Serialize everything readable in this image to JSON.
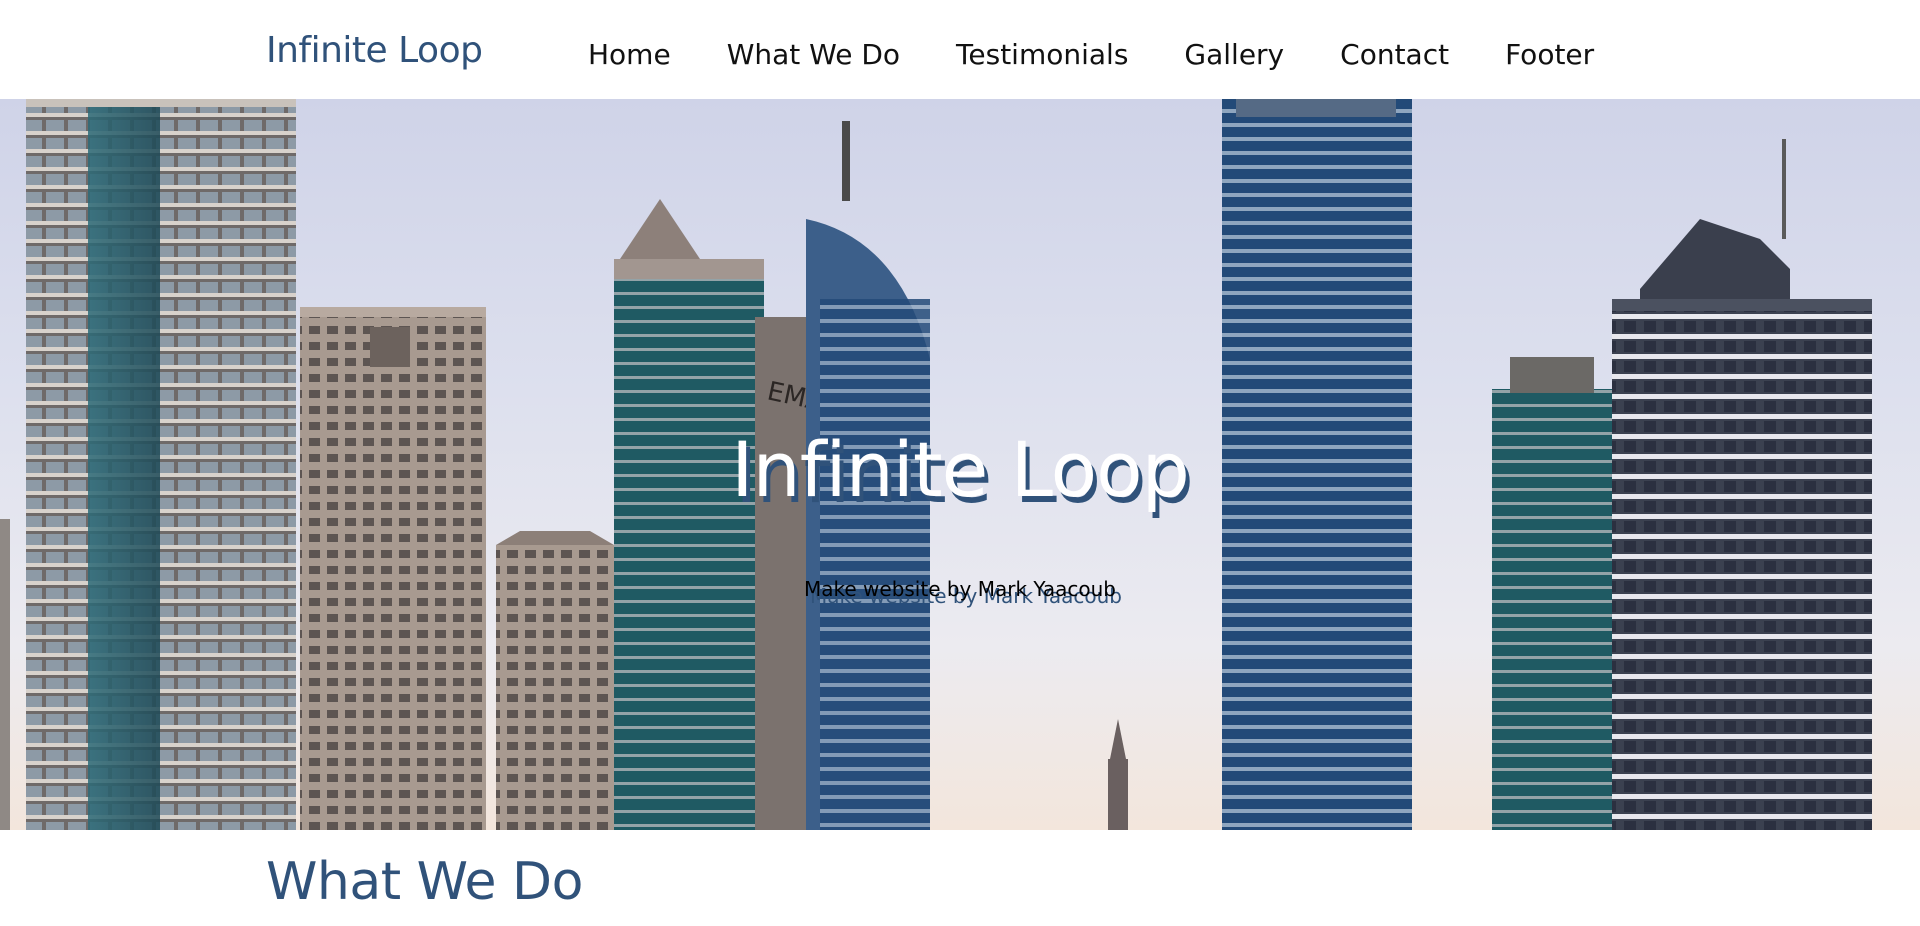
{
  "brand": {
    "name": "Infinite Loop"
  },
  "nav": {
    "items": [
      {
        "label": "Home"
      },
      {
        "label": "What We Do"
      },
      {
        "label": "Testimonials"
      },
      {
        "label": "Gallery"
      },
      {
        "label": "Contact"
      },
      {
        "label": "Footer"
      }
    ]
  },
  "hero": {
    "title": "Infinite Loop",
    "subtitle": "Make website by Mark Yaacoub",
    "building_sign": "EMAAR",
    "image": "city-skyline-photo"
  },
  "section": {
    "title": "What We Do"
  },
  "colors": {
    "brand": "#30527a",
    "nav_text": "#111111",
    "background": "#ffffff"
  }
}
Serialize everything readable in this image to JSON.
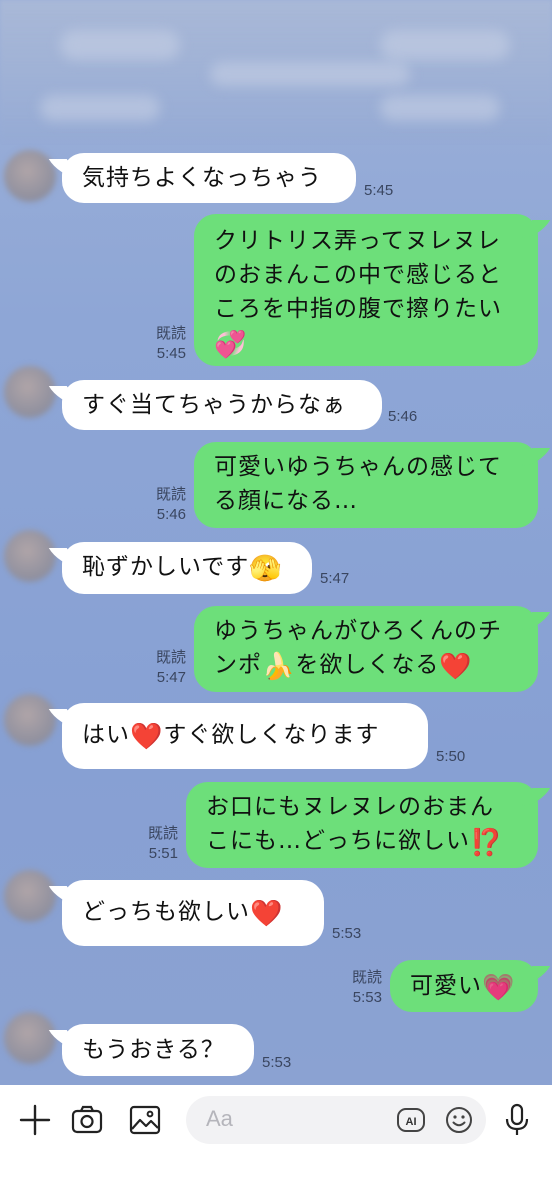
{
  "read_label": "既読",
  "messages": [
    {
      "dir": "in",
      "lines": [
        "気持ちよくなっちゃう"
      ],
      "time": "5:45"
    },
    {
      "dir": "out",
      "lines": [
        "クリトリス弄ってヌレヌレ",
        "のおまんこの中で感じると",
        "ころを中指の腹で擦りたい"
      ],
      "emoji": "💞",
      "time": "5:45",
      "read": true
    },
    {
      "dir": "in",
      "lines": [
        "すぐ当てちゃうからなぁ"
      ],
      "time": "5:46"
    },
    {
      "dir": "out",
      "lines": [
        "可愛いゆうちゃんの感じて",
        "る顔になる…"
      ],
      "time": "5:46",
      "read": true
    },
    {
      "dir": "in",
      "lines": [
        "恥ずかしいです"
      ],
      "emoji": "🫣",
      "time": "5:47"
    },
    {
      "dir": "out",
      "lines": [
        "ゆうちゃんがひろくんのチ",
        "ンポ"
      ],
      "emoji": "🍌",
      "line2_after": "を欲しくなる",
      "emoji2": "❤️",
      "time": "5:47",
      "read": true
    },
    {
      "dir": "in",
      "lines": [
        "はい"
      ],
      "emoji": "❤️",
      "after": "すぐ欲しくなります",
      "time": "5:50"
    },
    {
      "dir": "out",
      "lines": [
        "お口にもヌレヌレのおまん",
        "こにも…どっちに欲しい"
      ],
      "emoji": "⁉️",
      "time": "5:51",
      "read": true
    },
    {
      "dir": "in",
      "lines": [
        "どっちも欲しい"
      ],
      "emoji": "❤️",
      "time": "5:53"
    },
    {
      "dir": "out",
      "lines": [
        "可愛い"
      ],
      "emoji": "💗",
      "time": "5:53",
      "read": true
    },
    {
      "dir": "in",
      "lines": [
        "もうおきる？"
      ],
      "time": "5:53"
    }
  ],
  "composer": {
    "placeholder": "Aa",
    "ai_badge": "AI",
    "icons": [
      "plus-icon",
      "camera-icon",
      "image-icon",
      "ai-icon",
      "smiley-icon",
      "microphone-icon"
    ]
  }
}
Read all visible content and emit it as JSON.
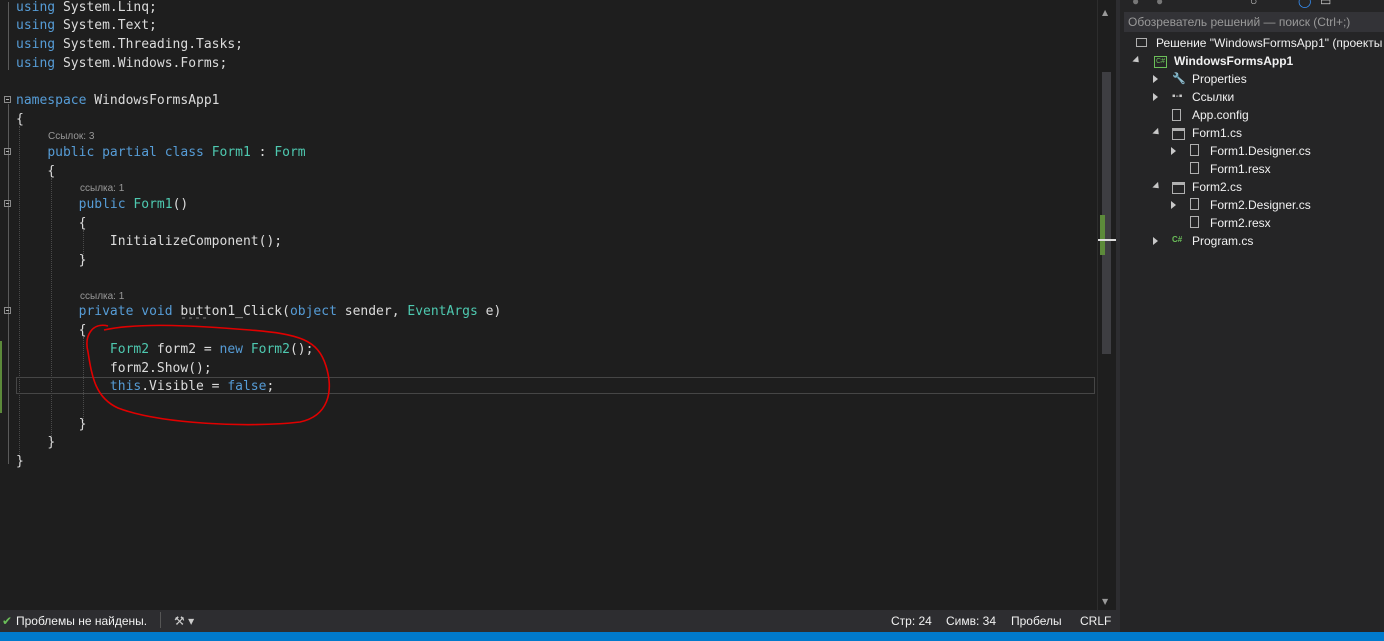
{
  "editor": {
    "usings": [
      {
        "kw": "using",
        "ns": " System.Linq;"
      },
      {
        "kw": "using",
        "ns": " System.Text;"
      },
      {
        "kw": "using",
        "ns": " System.Threading.Tasks;"
      },
      {
        "kw": "using",
        "ns": " System.Windows.Forms;"
      }
    ],
    "namespace_kw": "namespace",
    "namespace_name": " WindowsFormsApp1",
    "open_brace": "{",
    "close_brace": "}",
    "class_lens": "Ссылок: 3",
    "class_kw": "public partial class",
    "class_name": "Form1",
    "class_colon": " : ",
    "class_base": "Form",
    "ctor_lens": "ссылка: 1",
    "ctor_kw": "public",
    "ctor_name": "Form1",
    "ctor_parens": "()",
    "init_call": "InitializeComponent();",
    "method_lens": "ссылка: 1",
    "method_kw": "private void",
    "method_name": " button1_Click(",
    "param1_type": "object",
    "param1_rest": " sender, ",
    "param2_type": "EventArgs",
    "param2_rest": " e)",
    "stmt1_type": "Form2",
    "stmt1_mid": " form2 = ",
    "stmt1_kw": "new",
    "stmt1_type2": "Form2",
    "stmt1_end": "();",
    "stmt2": "form2.Show();",
    "stmt3_kw": "this",
    "stmt3_mid": ".Visible = ",
    "stmt3_val": "false",
    "stmt3_end": ";"
  },
  "statusbar": {
    "problems": "Проблемы не найдены.",
    "line": "Стр: 24",
    "col": "Симв: 34",
    "whitespace": "Пробелы",
    "eol": "CRLF"
  },
  "solution_explorer": {
    "search_placeholder": "Обозреватель решений — поиск (Ctrl+;)",
    "solution_label": "Решение \"WindowsFormsApp1\" (проекты",
    "project": "WindowsFormsApp1",
    "items": [
      {
        "label": "Properties",
        "icon": "wrench-icon"
      },
      {
        "label": "Ссылки",
        "icon": "references-icon"
      },
      {
        "label": "App.config",
        "icon": "config-file-icon"
      },
      {
        "label": "Form1.cs",
        "icon": "form-icon"
      },
      {
        "label": "Form1.Designer.cs",
        "icon": "designer-file-icon"
      },
      {
        "label": "Form1.resx",
        "icon": "resx-file-icon"
      },
      {
        "label": "Form2.cs",
        "icon": "form-icon"
      },
      {
        "label": "Form2.Designer.cs",
        "icon": "designer-file-icon"
      },
      {
        "label": "Form2.resx",
        "icon": "resx-file-icon"
      },
      {
        "label": "Program.cs",
        "icon": "csharp-file-icon"
      }
    ]
  },
  "colors": {
    "keyword": "#569cd6",
    "type": "#4ec9b0",
    "annotation": "#e00000",
    "statusbar": "#007acc"
  }
}
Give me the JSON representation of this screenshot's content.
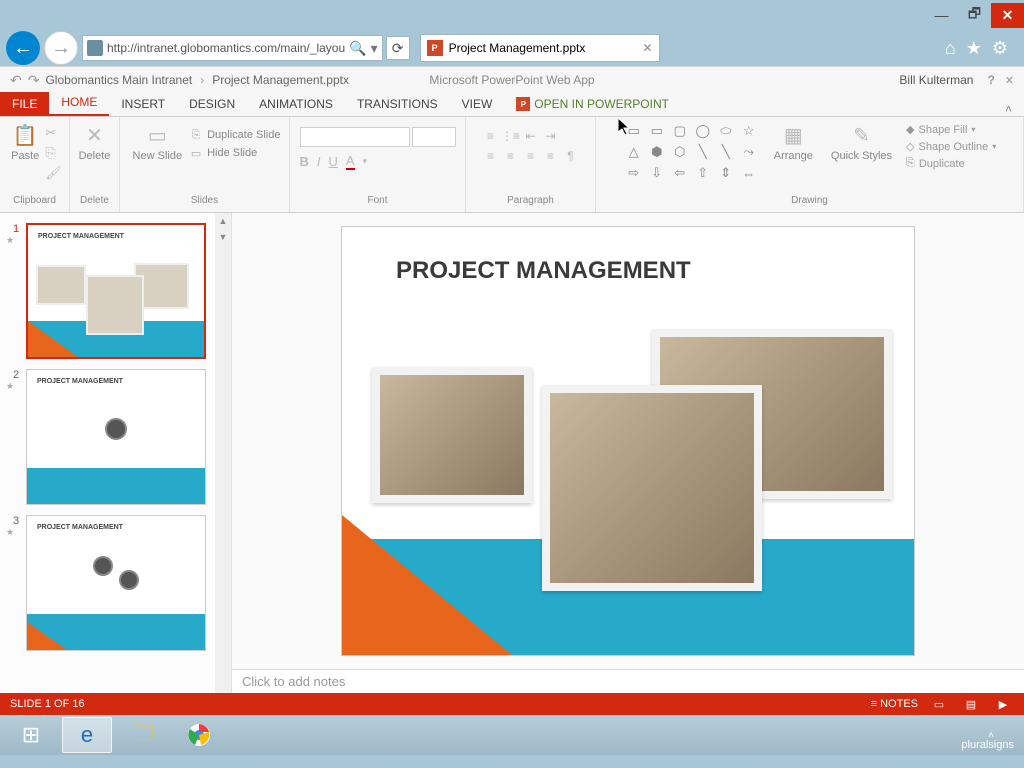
{
  "window": {
    "title": ""
  },
  "browser": {
    "url": "http://intranet.globomantics.com/main/_layou",
    "tab_title": "Project Management.pptx"
  },
  "breadcrumb": {
    "root": "Globomantics Main Intranet",
    "file": "Project Management.pptx"
  },
  "app": {
    "name": "Microsoft PowerPoint Web App",
    "user": "Bill Kulterman"
  },
  "tabs": {
    "file": "FILE",
    "home": "HOME",
    "insert": "INSERT",
    "design": "DESIGN",
    "animations": "ANIMATIONS",
    "transitions": "TRANSITIONS",
    "view": "VIEW",
    "open": "OPEN IN POWERPOINT"
  },
  "ribbon": {
    "paste": "Paste",
    "delete": "Delete",
    "new_slide": "New Slide",
    "duplicate_slide": "Duplicate Slide",
    "hide_slide": "Hide Slide",
    "arrange": "Arrange",
    "quick_styles": "Quick Styles",
    "shape_fill": "Shape Fill",
    "shape_outline": "Shape Outline",
    "duplicate": "Duplicate",
    "groups": {
      "clipboard": "Clipboard",
      "delete": "Delete",
      "slides": "Slides",
      "font": "Font",
      "paragraph": "Paragraph",
      "drawing": "Drawing"
    }
  },
  "slides": [
    {
      "num": "1",
      "title": "PROJECT MANAGEMENT"
    },
    {
      "num": "2",
      "title": "PROJECT MANAGEMENT"
    },
    {
      "num": "3",
      "title": "PROJECT MANAGEMENT"
    }
  ],
  "main_slide": {
    "title": "PROJECT MANAGEMENT"
  },
  "notes_placeholder": "Click to add notes",
  "status": {
    "slide_counter": "SLIDE 1 OF 16",
    "notes": "NOTES"
  },
  "total_slides": 16,
  "watermark": "pluralsigns"
}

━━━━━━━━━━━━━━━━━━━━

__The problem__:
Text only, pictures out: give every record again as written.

__Exercise output__:
Serialize everything readable in this image to JSON.
{
  "brand": {
    "name": "Infinite Loop"
  },
  "nav": {
    "items": [
      {
        "label": "Home"
      },
      {
        "label": "What We Do"
      },
      {
        "label": "Testimonials"
      },
      {
        "label": "Gallery"
      },
      {
        "label": "Contact"
      },
      {
        "label": "Footer"
      }
    ]
  },
  "hero": {
    "title": "Infinite Loop",
    "subtitle": "Make website by Mark Yaacoub",
    "building_sign": "EMAAR",
    "image": "city-skyline-photo"
  },
  "section": {
    "title": "What We Do"
  },
  "colors": {
    "brand": "#30527a",
    "nav_text": "#111111",
    "background": "#ffffff"
  }
}
Serialize everything readable in this image to JSON.
{
  "read_label": "既読",
  "messages": [
    {
      "dir": "in",
      "lines": [
        "気持ちよくなっちゃう"
      ],
      "time": "5:45"
    },
    {
      "dir": "out",
      "lines": [
        "クリトリス弄ってヌレヌレ",
        "のおまんこの中で感じると",
        "ころを中指の腹で擦りたい"
      ],
      "emoji": "💞",
      "time": "5:45",
      "read": true
    },
    {
      "dir": "in",
      "lines": [
        "すぐ当てちゃうからなぁ"
      ],
      "time": "5:46"
    },
    {
      "dir": "out",
      "lines": [
        "可愛いゆうちゃんの感じて",
        "る顔になる…"
      ],
      "time": "5:46",
      "read": true
    },
    {
      "dir": "in",
      "lines": [
        "恥ずかしいです"
      ],
      "emoji": "🫣",
      "time": "5:47"
    },
    {
      "dir": "out",
      "lines": [
        "ゆうちゃんがひろくんのチ",
        "ンポ"
      ],
      "emoji": "🍌",
      "line2_after": "を欲しくなる",
      "emoji2": "❤️",
      "time": "5:47",
      "read": true
    },
    {
      "dir": "in",
      "lines": [
        "はい"
      ],
      "emoji": "❤️",
      "after": "すぐ欲しくなります",
      "time": "5:50"
    },
    {
      "dir": "out",
      "lines": [
        "お口にもヌレヌレのおまん",
        "こにも…どっちに欲しい"
      ],
      "emoji": "⁉️",
      "time": "5:51",
      "read": true
    },
    {
      "dir": "in",
      "lines": [
        "どっちも欲しい"
      ],
      "emoji": "❤️",
      "time": "5:53"
    },
    {
      "dir": "out",
      "lines": [
        "可愛い"
      ],
      "emoji": "💗",
      "time": "5:53",
      "read": true
    },
    {
      "dir": "in",
      "lines": [
        "もうおきる？"
      ],
      "time": "5:53"
    }
  ],
  "composer": {
    "placeholder": "Aa",
    "ai_badge": "AI",
    "icons": [
      "plus-icon",
      "camera-icon",
      "image-icon",
      "ai-icon",
      "smiley-icon",
      "microphone-icon"
    ]
  }
}
Read all visible content and emit it as JSON.
{
  "editor": {
    "usings": [
      {
        "kw": "using",
        "ns": " System.Linq;"
      },
      {
        "kw": "using",
        "ns": " System.Text;"
      },
      {
        "kw": "using",
        "ns": " System.Threading.Tasks;"
      },
      {
        "kw": "using",
        "ns": " System.Windows.Forms;"
      }
    ],
    "namespace_kw": "namespace",
    "namespace_name": " WindowsFormsApp1",
    "open_brace": "{",
    "close_brace": "}",
    "class_lens": "Ссылок: 3",
    "class_kw": "public partial class",
    "class_name": "Form1",
    "class_colon": " : ",
    "class_base": "Form",
    "ctor_lens": "ссылка: 1",
    "ctor_kw": "public",
    "ctor_name": "Form1",
    "ctor_parens": "()",
    "init_call": "InitializeComponent();",
    "method_lens": "ссылка: 1",
    "method_kw": "private void",
    "method_name": " button1_Click(",
    "param1_type": "object",
    "param1_rest": " sender, ",
    "param2_type": "EventArgs",
    "param2_rest": " e)",
    "stmt1_type": "Form2",
    "stmt1_mid": " form2 = ",
    "stmt1_kw": "new",
    "stmt1_type2": "Form2",
    "stmt1_end": "();",
    "stmt2": "form2.Show();",
    "stmt3_kw": "this",
    "stmt3_mid": ".Visible = ",
    "stmt3_val": "false",
    "stmt3_end": ";"
  },
  "statusbar": {
    "problems": "Проблемы не найдены.",
    "line": "Стр: 24",
    "col": "Симв: 34",
    "whitespace": "Пробелы",
    "eol": "CRLF"
  },
  "solution_explorer": {
    "search_placeholder": "Обозреватель решений — поиск (Ctrl+;)",
    "solution_label": "Решение \"WindowsFormsApp1\" (проекты",
    "project": "WindowsFormsApp1",
    "items": [
      {
        "label": "Properties",
        "icon": "wrench-icon"
      },
      {
        "label": "Ссылки",
        "icon": "references-icon"
      },
      {
        "label": "App.config",
        "icon": "config-file-icon"
      },
      {
        "label": "Form1.cs",
        "icon": "form-icon"
      },
      {
        "label": "Form1.Designer.cs",
        "icon": "designer-file-icon"
      },
      {
        "label": "Form1.resx",
        "icon": "resx-file-icon"
      },
      {
        "label": "Form2.cs",
        "icon": "form-icon"
      },
      {
        "label": "Form2.Designer.cs",
        "icon": "designer-file-icon"
      },
      {
        "label": "Form2.resx",
        "icon": "resx-file-icon"
      },
      {
        "label": "Program.cs",
        "icon": "csharp-file-icon"
      }
    ]
  },
  "colors": {
    "keyword": "#569cd6",
    "type": "#4ec9b0",
    "annotation": "#e00000",
    "statusbar": "#007acc"
  }
}
Give me the JSON representation of this screenshot's content.
{
  "window": {
    "title": ""
  },
  "browser": {
    "url": "http://intranet.globomantics.com/main/_layou",
    "tab_title": "Project Management.pptx"
  },
  "breadcrumb": {
    "root": "Globomantics Main Intranet",
    "file": "Project Management.pptx"
  },
  "app": {
    "name": "Microsoft PowerPoint Web App",
    "user": "Bill Kulterman"
  },
  "tabs": {
    "file": "FILE",
    "home": "HOME",
    "insert": "INSERT",
    "design": "DESIGN",
    "animations": "ANIMATIONS",
    "transitions": "TRANSITIONS",
    "view": "VIEW",
    "open": "OPEN IN POWERPOINT"
  },
  "ribbon": {
    "paste": "Paste",
    "delete": "Delete",
    "new_slide": "New Slide",
    "duplicate_slide": "Duplicate Slide",
    "hide_slide": "Hide Slide",
    "arrange": "Arrange",
    "quick_styles": "Quick Styles",
    "shape_fill": "Shape Fill",
    "shape_outline": "Shape Outline",
    "duplicate": "Duplicate",
    "groups": {
      "clipboard": "Clipboard",
      "delete": "Delete",
      "slides": "Slides",
      "font": "Font",
      "paragraph": "Paragraph",
      "drawing": "Drawing"
    }
  },
  "slides": [
    {
      "num": "1",
      "title": "PROJECT MANAGEMENT"
    },
    {
      "num": "2",
      "title": "PROJECT MANAGEMENT"
    },
    {
      "num": "3",
      "title": "PROJECT MANAGEMENT"
    }
  ],
  "main_slide": {
    "title": "PROJECT MANAGEMENT"
  },
  "notes_placeholder": "Click to add notes",
  "status": {
    "slide_counter": "SLIDE 1 OF 16",
    "notes": "NOTES"
  },
  "total_slides": 16,
  "watermark": "pluralsigns"
}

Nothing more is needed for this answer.